“There’s no question the core leadership on this team helps any coach be a better coach, including myself,” Blashill said last week. “You never have to wrestle with your best players to show up and work. When you have leadership like that the rest of the team follows. It started a long time ago with obviously Steve Yzerman and it’s continued on. It’s a great culture in the locker room.”
Datsyuk’s imminent departure certainly leaves a void in the Red Wings’ lineup. It also creates a $7.5 million hit to the salary cap for next season. Holland’s only recourse is to trade the rights to a club that needs to raise its salary to the cap floor, which was $52.8 million this season.
The Wings will also look to get better up front and on defense through free agency and possibly trades. But ultimately, Blashill said the young talented players like Gustav Nyquist, Tomas Tatar, Dylan Larkin and Andreas Athanasiou need to make improving advancements like Datsyuk and Zetterberg did when Yzerman and Brendan Shanahan were on the back nine of their careers.
“We need some of our young players to become elite players in the NHL, and that is extraordinarily hard to do,” Blashill said. “There’s only so many elite players in the NHL. There’s a couple forwards on each team, maybe a defenseman and maybe a goalie. It’s way different than being a good complimentary player. So ultimately let’s just look up front. Some of our young guys are going to have to become that elite, go-to player that Pav and Z have been here for a long, long time.”
Among the pitfalls and shortcomings of a tumultuous-at-times season, Holland remains firmly committed in his faith of Blashill as he closes the book on his first NHL rodeo and prepares for his sophomore season.
“He’s going to be a better coach for what he went through this year,” Holland said. “I always talk about guys in the minors needing experience, needing to put miles under their tires, and I think Blash did a great job, I think he’s a really good, young coach.
“He found a way to guide our team into the playoffs. We played 7-5 (record) last 12 games to play our way in. Nothing spectacular from a record standpoint but I thought when the season was on the line he got our team to play.
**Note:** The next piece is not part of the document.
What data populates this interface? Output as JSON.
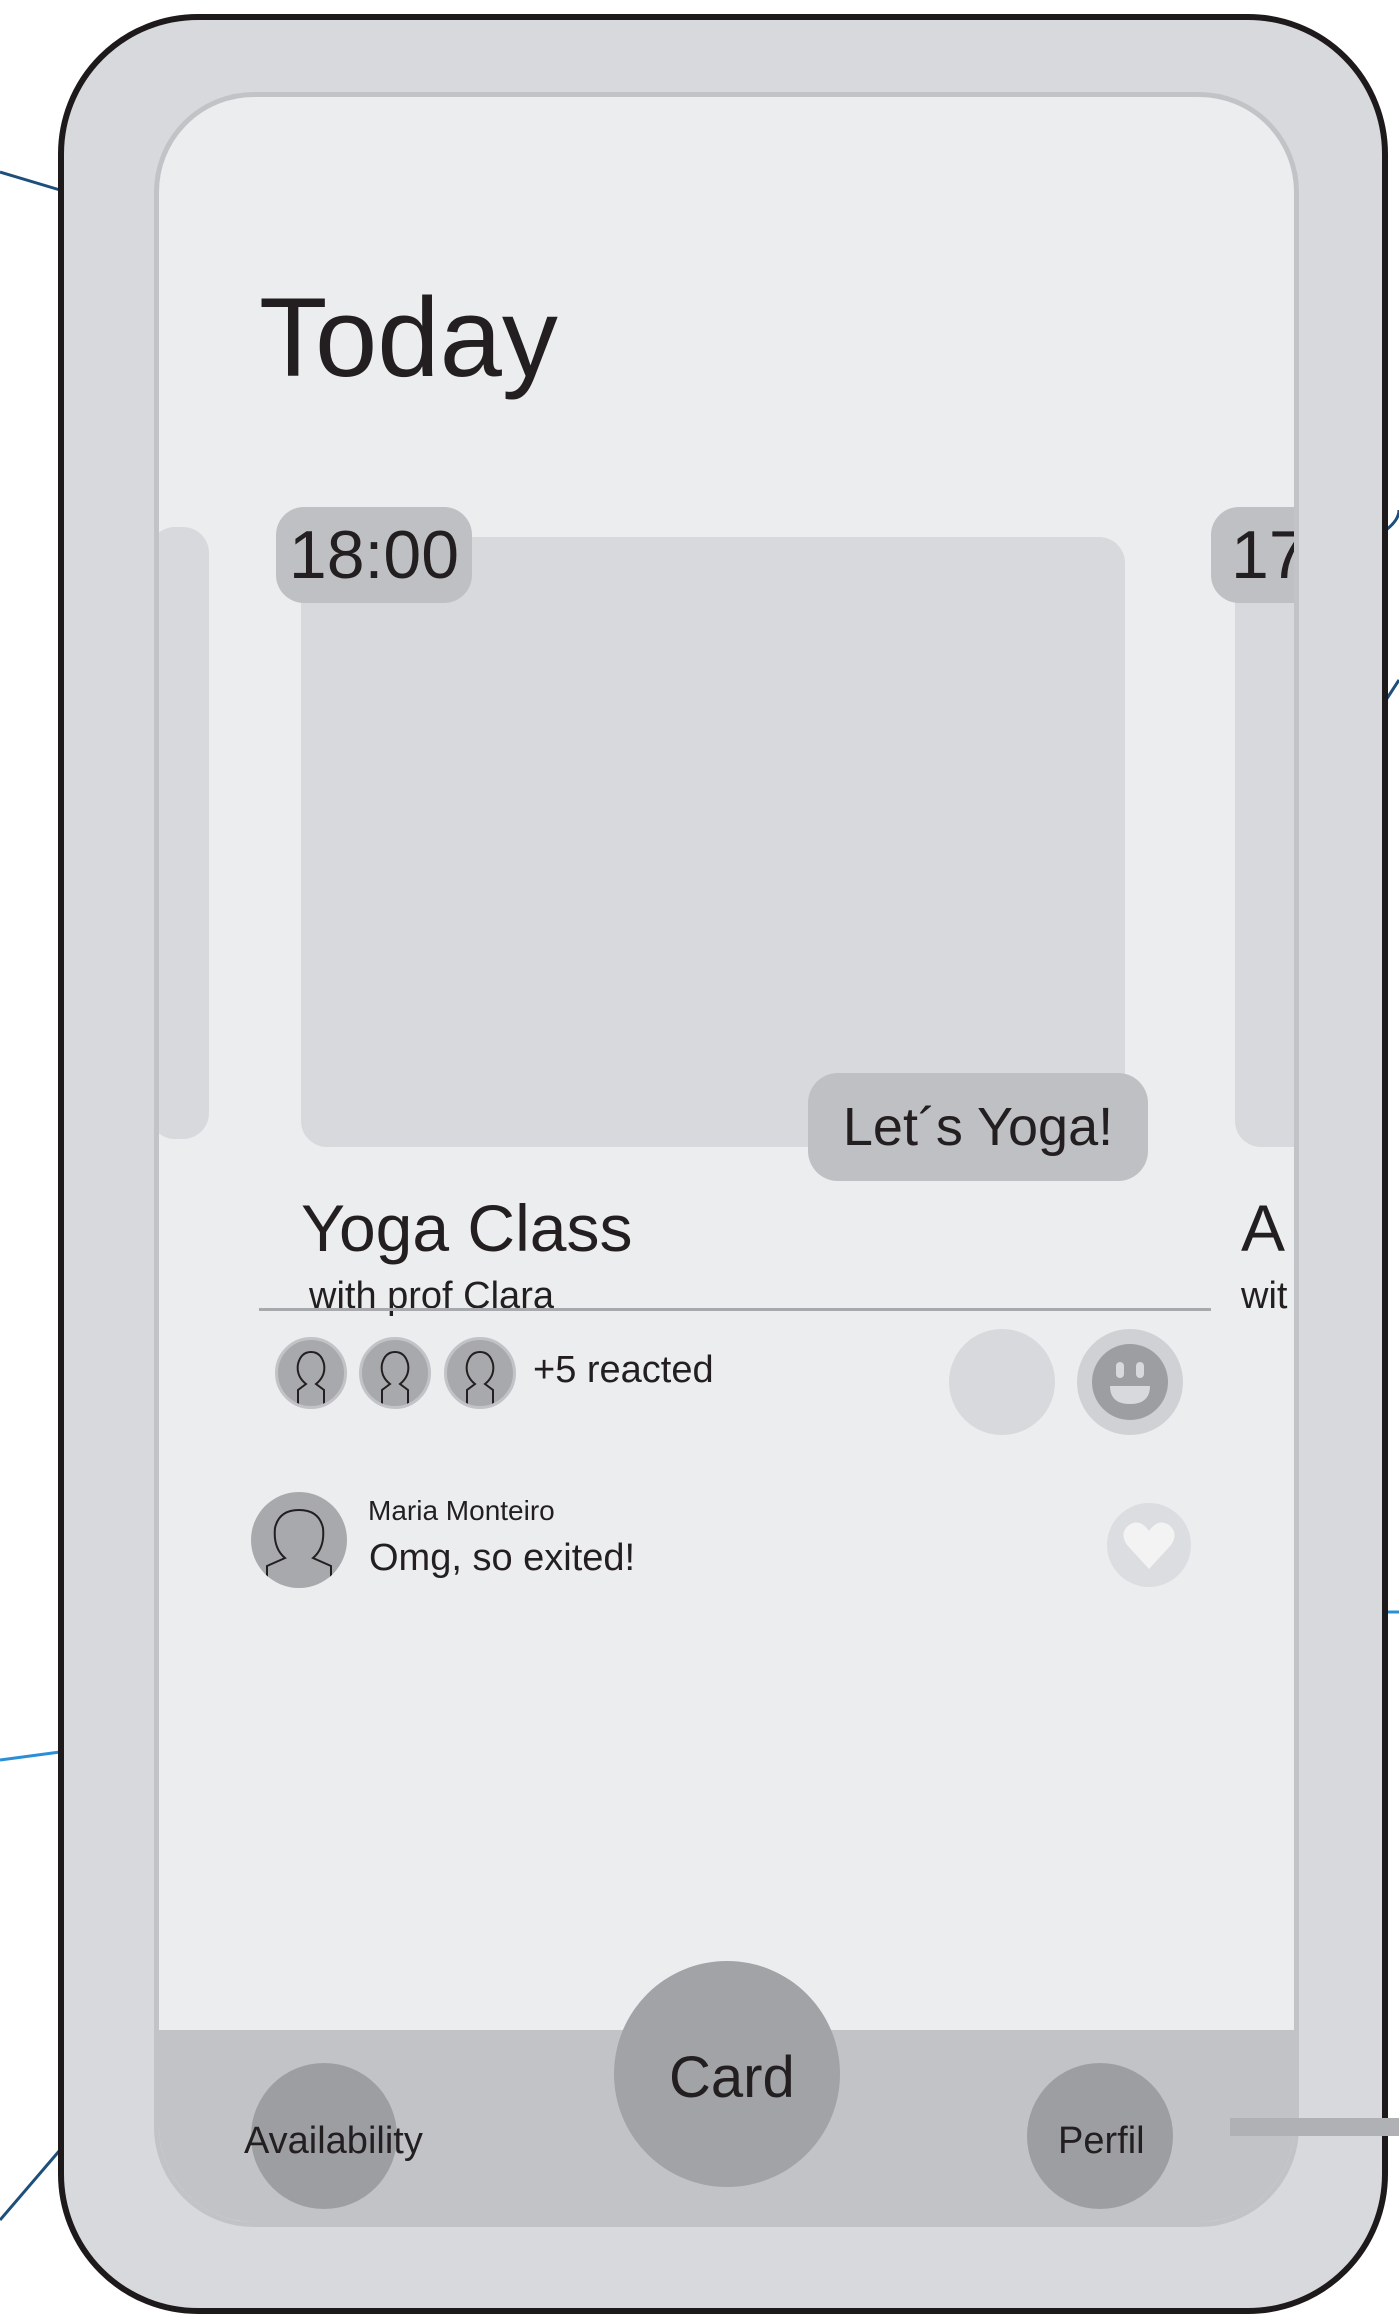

We started to evolve as a team and I think he’s going to be a better coach from what he went through this year. I think he’s going to be a tremendous coach in the NHL.”